The first charmed flight was a China Southern Airlines flight due to depart Shanghai Pudong International Airport (PVG) for Guangzhou Baiyun International Airport (CAN) when calamity was nearly avoided. Not so lucky was the fact that the unasked-for “blessing ceremony” resulted in a delay of more than five hours while mechanics took apart the jet engines to look for stray coins.
The second fortuitous flight occurred almost exactly four months later when a different superstitious passenger at a different airport had a remarkably similar and equally ill-advised pre-fight ritual in mind. This time, a 76-year-old Lucky Air (honestly) passenger was serendipitously spotted tossing coins at the plane’s engine as the flight boarded at Anqing Tianzhushan Airport (AQG). Fortunately, the potential foreign object damage from the metal coins was identified while the aircraft was on the ground. Unfortunately, the plane was then forced to remain on the ground for several hours while airline workers throughly inspected the engines.

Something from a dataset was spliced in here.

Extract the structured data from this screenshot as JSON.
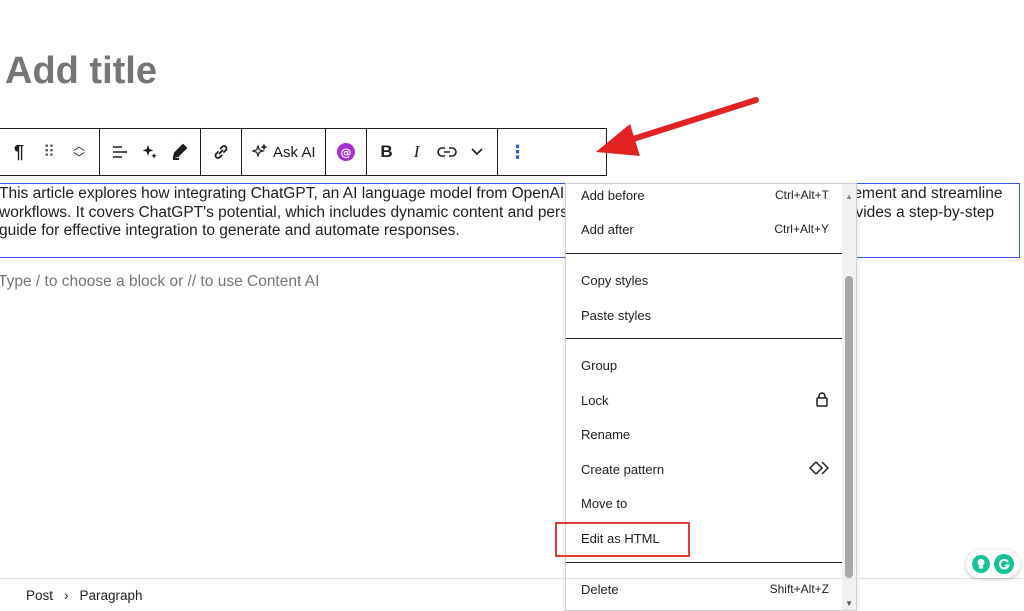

Few people would fault the Worst Passenger of 2017 for attempting to confirm a nagging suspicion that her husband was keeping a secret, but when her mid-flight snooping led to an unwelcome discovery, her marital issues became a problem for every passenger aboard a Qatar Airways flight from Hamad International Airport (DOH) to Bali Denpasar International Airport (DPS) which would eventually be forced to divert to Chennai International Airport (MAA).
The Iranian woman’s ad hoc detective work was ingenious. Unfortunately, once she used her husband’s own finger to unlock his mobile phone, the incriminating communications she discovered between her spouse and his mistress caused her to lose sight of whatever endgame she had planned.
A bitter argument soon ensued, during which the scorned wife reportedly struck her cheating husband repeatedly. Apparently, the escalating squabble soon became much more than just a simple marital spat, because the captain decided that it would not be safe to continue on to the final destination even after the couple had been separated.
The husband and wife, along with their child, were escorted form the plane when it landed in India. According to officials, once an icy détente was reached, the family was permitted to complete their journey on another airline.
“The family spent the day at Chennai airport and was sent to Kuala Lumpur by a Batik Air flight,” airport officials told reporters.“No police action was taken.”
It seems the family managed the unlikely feat of both being responsible for causing an international flight to make an emergency landing and at the same time avoiding serious legal repercussions. It seems highly unlikely, however, that anyone involved will be counting their blessings anytime soon.